There are no rules, at any given point, anyone can just do what they like, but normally what we do is … I think we’ve complementary qualities as writers.  I find it easier to look at the big picture and start writing a screenplay and moving on ahead, and I think Zoya is really good at detailing things – characters, dialogues, situations.  She’s really good at honing scenes, so she kind of writes over me.  Everybody’s writing over each other.  It’s democratic.  And there’s a lot of fighting and a lot of arguments (laughs).

Talaash is much darker than Honeymoon Travels… to what do you attribute that?  Is it because you are older yourself?

Not really.  Honestly, the first movie I ever tried to do was a script which I still haven’t been able to make was really much darker than Talaash.  I don’t think age has anything to do with it.  It was just following this story that led me to this dark suspense drama.  It wasn’t like I was consciously heading that way.

I think we’re very intuitive both of us as writers, we like to work a bit spontaneously and we let the idea kind of lead us as opposed to us leading the idea.  So I wasn’t consciously seeking to arrive here, which is where the idea led me.

How would you describe that very basic germ of the idea that grew into Talaash?

To protect the suspense and the surprise of the film I wouldn’t like to tell you, but it just came from a passing remark.

Those underwater scenes look like they must have been something to orchestrate.  Did Aamir have any qualms about being in the water so much?
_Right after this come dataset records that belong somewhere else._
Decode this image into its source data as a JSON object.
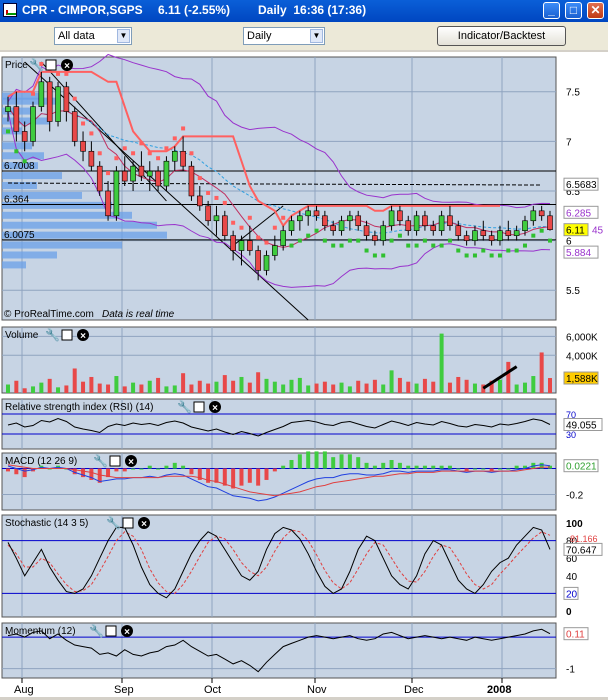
{
  "window": {
    "title_symbol": "CPR - CIMPOR,SGPS",
    "title_price": "6.11 (-2.55%)",
    "title_interval": "Daily  16:36 (17:36)",
    "minimize": "_",
    "maximize": "□",
    "close": "✕"
  },
  "toolbar": {
    "data_select": "All data",
    "period_select": "Daily",
    "indicator_button": "Indicator/Backtest"
  },
  "colors": {
    "panel_bg": "#c7d4e4",
    "up": "#3fcc3f",
    "down": "#e84848",
    "sar_red": "#ff6060",
    "sar_green": "#30c030",
    "band": "#9933cc"
  },
  "chart_data": [
    {
      "type": "candlestick",
      "panel": "Price",
      "x_ticks": [
        "Aug",
        "Sep",
        "Oct",
        "Nov",
        "Dec",
        "2008"
      ],
      "y_ticks": [
        7.5,
        7,
        6.5,
        6,
        5.5
      ],
      "ylim": [
        5.2,
        7.85
      ],
      "ohlc": [
        [
          7.3,
          7.45,
          7.2,
          7.35
        ],
        [
          7.35,
          7.5,
          7.0,
          7.1
        ],
        [
          7.1,
          7.2,
          6.9,
          7.0
        ],
        [
          7.0,
          7.4,
          6.95,
          7.35
        ],
        [
          7.35,
          7.7,
          7.3,
          7.6
        ],
        [
          7.6,
          7.65,
          7.1,
          7.2
        ],
        [
          7.2,
          7.6,
          7.15,
          7.55
        ],
        [
          7.55,
          7.6,
          7.2,
          7.3
        ],
        [
          7.3,
          7.35,
          6.95,
          7.0
        ],
        [
          7.0,
          7.1,
          6.8,
          6.9
        ],
        [
          6.9,
          7.0,
          6.7,
          6.75
        ],
        [
          6.75,
          6.8,
          6.45,
          6.5
        ],
        [
          6.5,
          6.6,
          6.2,
          6.25
        ],
        [
          6.25,
          6.75,
          6.2,
          6.7
        ],
        [
          6.7,
          6.85,
          6.55,
          6.6
        ],
        [
          6.6,
          6.8,
          6.5,
          6.75
        ],
        [
          6.75,
          6.9,
          6.6,
          6.65
        ],
        [
          6.65,
          6.8,
          6.5,
          6.7
        ],
        [
          6.7,
          6.75,
          6.5,
          6.55
        ],
        [
          6.55,
          6.85,
          6.5,
          6.8
        ],
        [
          6.8,
          6.95,
          6.7,
          6.9
        ],
        [
          6.9,
          7.05,
          6.7,
          6.75
        ],
        [
          6.75,
          6.8,
          6.4,
          6.45
        ],
        [
          6.45,
          6.55,
          6.3,
          6.35
        ],
        [
          6.35,
          6.4,
          6.15,
          6.2
        ],
        [
          6.2,
          6.35,
          6.05,
          6.25
        ],
        [
          6.25,
          6.3,
          6.0,
          6.05
        ],
        [
          6.05,
          6.1,
          5.8,
          5.9
        ],
        [
          5.9,
          6.05,
          5.75,
          6.0
        ],
        [
          6.0,
          6.15,
          5.85,
          5.9
        ],
        [
          5.9,
          5.95,
          5.6,
          5.7
        ],
        [
          5.7,
          5.9,
          5.65,
          5.85
        ],
        [
          5.85,
          6.05,
          5.8,
          5.95
        ],
        [
          5.95,
          6.15,
          5.9,
          6.1
        ],
        [
          6.1,
          6.25,
          6.05,
          6.2
        ],
        [
          6.2,
          6.3,
          6.1,
          6.25
        ],
        [
          6.25,
          6.35,
          6.15,
          6.3
        ],
        [
          6.3,
          6.35,
          6.2,
          6.25
        ],
        [
          6.25,
          6.3,
          6.1,
          6.15
        ],
        [
          6.15,
          6.2,
          6.05,
          6.1
        ],
        [
          6.1,
          6.25,
          6.05,
          6.2
        ],
        [
          6.2,
          6.3,
          6.1,
          6.25
        ],
        [
          6.25,
          6.3,
          6.1,
          6.15
        ],
        [
          6.15,
          6.2,
          6.0,
          6.05
        ],
        [
          6.05,
          6.1,
          5.95,
          6.0
        ],
        [
          6.0,
          6.2,
          5.95,
          6.15
        ],
        [
          6.15,
          6.35,
          6.1,
          6.3
        ],
        [
          6.3,
          6.35,
          6.15,
          6.2
        ],
        [
          6.2,
          6.25,
          6.05,
          6.1
        ],
        [
          6.1,
          6.3,
          6.05,
          6.25
        ],
        [
          6.25,
          6.3,
          6.1,
          6.15
        ],
        [
          6.15,
          6.2,
          6.05,
          6.1
        ],
        [
          6.1,
          6.3,
          6.05,
          6.25
        ],
        [
          6.25,
          6.35,
          6.1,
          6.15
        ],
        [
          6.15,
          6.2,
          6.0,
          6.05
        ],
        [
          6.05,
          6.1,
          5.95,
          6.0
        ],
        [
          6.0,
          6.15,
          5.95,
          6.1
        ],
        [
          6.1,
          6.2,
          6.0,
          6.05
        ],
        [
          6.05,
          6.1,
          5.95,
          6.0
        ],
        [
          6.0,
          6.15,
          5.95,
          6.1
        ],
        [
          6.1,
          6.2,
          6.0,
          6.05
        ],
        [
          6.05,
          6.15,
          6.0,
          6.1
        ],
        [
          6.1,
          6.25,
          6.05,
          6.2
        ],
        [
          6.2,
          6.35,
          6.15,
          6.3
        ],
        [
          6.3,
          6.35,
          6.2,
          6.25
        ],
        [
          6.25,
          6.3,
          6.1,
          6.11
        ]
      ],
      "horizontal_levels": [
        {
          "label": "6.7008",
          "value": 6.7008
        },
        {
          "label": "6.364",
          "value": 6.364
        },
        {
          "label": "6.0075",
          "value": 6.0075
        }
      ],
      "right_labels": [
        {
          "label": "6.5683",
          "value": 6.5683,
          "color": "#ffffff"
        },
        {
          "label": "6.285",
          "value": 6.285,
          "color": "#9933cc"
        },
        {
          "label": "6.11",
          "value": 6.11,
          "color": "#ffff00"
        },
        {
          "label": "45",
          "value": 6.11,
          "color": "#9933cc"
        },
        {
          "label": "5.884",
          "value": 5.884,
          "color": "#9933cc"
        }
      ],
      "footer_left": "© ProRealTime.com",
      "footer_right": "Data is real time"
    },
    {
      "type": "bar",
      "panel": "Volume",
      "y_ticks": [
        "6,000K",
        "4,000K"
      ],
      "ylim": [
        0,
        7000
      ],
      "last_label": "1,588K",
      "values": [
        900,
        1300,
        500,
        700,
        1100,
        1500,
        600,
        800,
        2600,
        1200,
        1700,
        1000,
        900,
        1800,
        700,
        1100,
        900,
        1300,
        1600,
        700,
        800,
        2100,
        900,
        1300,
        1000,
        1200,
        1900,
        1300,
        1700,
        1100,
        2200,
        1500,
        1200,
        900,
        1400,
        1600,
        800,
        1000,
        1200,
        900,
        1100,
        700,
        1300,
        1000,
        1400,
        900,
        2400,
        1600,
        1200,
        1000,
        1500,
        1200,
        6300,
        1100,
        1700,
        1400,
        1000,
        900,
        1300,
        1400,
        3300,
        900,
        1100,
        1800,
        4300,
        1588
      ]
    },
    {
      "type": "line",
      "panel": "Relative strength index (RSI) (14)",
      "y_ticks": [
        "70",
        "30"
      ],
      "ylim": [
        0,
        100
      ],
      "last_label": "49.055",
      "values": [
        48,
        52,
        44,
        47,
        57,
        54,
        61,
        55,
        44,
        40,
        37,
        33,
        45,
        50,
        47,
        52,
        49,
        51,
        47,
        53,
        56,
        52,
        44,
        40,
        36,
        40,
        34,
        29,
        35,
        31,
        26,
        33,
        39,
        45,
        53,
        55,
        57,
        54,
        49,
        47,
        53,
        55,
        50,
        45,
        42,
        49,
        56,
        52,
        47,
        53,
        50,
        48,
        55,
        51,
        46,
        44,
        49,
        47,
        44,
        50,
        48,
        51,
        55,
        60,
        57,
        49
      ]
    },
    {
      "type": "line",
      "panel": "MACD (12 26 9)",
      "y_ticks": [
        "-0.2"
      ],
      "ylim": [
        -0.32,
        0.12
      ],
      "last_label": "0.0221",
      "macd": [
        0.02,
        0.0,
        -0.02,
        -0.01,
        0.01,
        0.0,
        0.01,
        0.0,
        -0.03,
        -0.05,
        -0.07,
        -0.1,
        -0.09,
        -0.08,
        -0.08,
        -0.07,
        -0.07,
        -0.06,
        -0.07,
        -0.05,
        -0.04,
        -0.05,
        -0.08,
        -0.11,
        -0.14,
        -0.15,
        -0.18,
        -0.21,
        -0.22,
        -0.23,
        -0.25,
        -0.24,
        -0.22,
        -0.19,
        -0.16,
        -0.13,
        -0.1,
        -0.08,
        -0.07,
        -0.07,
        -0.05,
        -0.04,
        -0.04,
        -0.05,
        -0.05,
        -0.04,
        -0.02,
        -0.02,
        -0.03,
        -0.02,
        -0.02,
        -0.02,
        -0.01,
        -0.01,
        -0.02,
        -0.03,
        -0.02,
        -0.02,
        -0.03,
        -0.02,
        -0.02,
        -0.01,
        0.0,
        0.02,
        0.03,
        0.022
      ],
      "signal": [
        0.03,
        0.02,
        0.01,
        0.0,
        0.0,
        0.0,
        0.0,
        0.0,
        -0.01,
        -0.02,
        -0.03,
        -0.05,
        -0.06,
        -0.07,
        -0.07,
        -0.07,
        -0.07,
        -0.07,
        -0.07,
        -0.06,
        -0.06,
        -0.06,
        -0.06,
        -0.07,
        -0.09,
        -0.1,
        -0.12,
        -0.14,
        -0.16,
        -0.18,
        -0.19,
        -0.2,
        -0.21,
        -0.2,
        -0.19,
        -0.18,
        -0.16,
        -0.14,
        -0.13,
        -0.11,
        -0.1,
        -0.09,
        -0.08,
        -0.07,
        -0.06,
        -0.06,
        -0.05,
        -0.04,
        -0.04,
        -0.03,
        -0.03,
        -0.03,
        -0.02,
        -0.02,
        -0.02,
        -0.02,
        -0.02,
        -0.02,
        -0.02,
        -0.02,
        -0.02,
        -0.02,
        -0.01,
        0.0,
        0.01,
        0.012
      ]
    },
    {
      "type": "line",
      "panel": "Stochastic (14 3 5)",
      "y_ticks": [
        "100",
        "80",
        "60",
        "40",
        "20",
        "0"
      ],
      "ylim": [
        0,
        100
      ],
      "last_labels": [
        "81.166",
        "70.647",
        "20"
      ],
      "k": [
        78,
        60,
        40,
        55,
        70,
        50,
        35,
        22,
        20,
        25,
        40,
        60,
        80,
        95,
        95,
        75,
        50,
        30,
        20,
        15,
        25,
        45,
        65,
        80,
        90,
        85,
        70,
        55,
        40,
        35,
        45,
        70,
        88,
        95,
        92,
        82,
        65,
        45,
        28,
        20,
        25,
        45,
        70,
        85,
        80,
        60,
        40,
        30,
        25,
        40,
        65,
        80,
        75,
        55,
        35,
        25,
        20,
        30,
        45,
        55,
        60,
        75,
        85,
        95,
        92,
        70
      ],
      "d": [
        75,
        65,
        50,
        50,
        60,
        55,
        42,
        30,
        22,
        23,
        30,
        45,
        62,
        80,
        90,
        85,
        70,
        48,
        32,
        22,
        20,
        30,
        45,
        62,
        78,
        85,
        82,
        70,
        55,
        45,
        40,
        50,
        68,
        83,
        92,
        90,
        80,
        64,
        46,
        32,
        25,
        32,
        48,
        65,
        78,
        75,
        60,
        45,
        34,
        33,
        45,
        62,
        75,
        72,
        58,
        42,
        30,
        25,
        30,
        42,
        52,
        63,
        73,
        83,
        90,
        86
      ]
    },
    {
      "type": "line",
      "panel": "Momentum (12)",
      "y_ticks": [
        "-1"
      ],
      "ylim": [
        -1.3,
        0.45
      ],
      "last_label": "0.11",
      "values": [
        0.05,
        0.1,
        0.0,
        0.15,
        0.2,
        -0.05,
        0.1,
        -0.1,
        -0.25,
        -0.3,
        -0.35,
        -0.55,
        -0.5,
        -0.6,
        -0.4,
        -0.55,
        -0.6,
        -0.5,
        -0.45,
        -0.3,
        -0.25,
        -0.1,
        -0.3,
        -0.45,
        -0.6,
        -0.55,
        -0.7,
        -0.85,
        -0.75,
        -0.9,
        -1.1,
        -0.8,
        -0.55,
        -0.3,
        -0.2,
        -0.1,
        0.0,
        0.05,
        0.0,
        -0.05,
        0.0,
        0.05,
        -0.05,
        -0.1,
        -0.05,
        0.1,
        0.15,
        0.05,
        -0.05,
        0.0,
        0.05,
        0.0,
        -0.05,
        0.0,
        -0.05,
        -0.1,
        0.0,
        -0.05,
        -0.1,
        -0.05,
        0.0,
        0.05,
        0.1,
        0.2,
        0.25,
        0.11
      ]
    }
  ]
}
Aamir was really great.  Initially when he took on the film, he’s not a swimmer.  For the underwater sequences, it was more about having diving and breathing equipment down there with him, but he needed to be comfortable in water.  There are certain sequences where he needs to swim, so he had taught himself to swim for the part, so had Rani.  Kareena was a natural swimmer, she knew how to swim from before.

Shooting underwater is extremely difficult and tedious.  I had hoped to shoot both sequences in an underwater stage we had set up a couple of hours out of Mumbai at a diving academy.  We shot the first sequence and then we had some problems with the filtration unit.  The water just wasn’t as clear as we needed it to be, there were visibility problems.  I felt I shouldn’t shoot and I spoke to all three producers, who were all supportive and said “We shouldn’t attempt something you aren’t feeling comfortable about.  Let’s wrap and we’ll set it up where you do feel confident about it.”  And that happened to be nowhere other than Pinewood (Studios), which was fantastic for all of us because I think it’s quite an institution in film-making.

So it was great to go and shoot on the underwater stage there, and get the scene to what I wanted it to be.

In the second half of this interview, Reema talks more about Talaash and discusses how it was to work with Aamir Khan, Rani Mukherjee and Kareena Kapoor.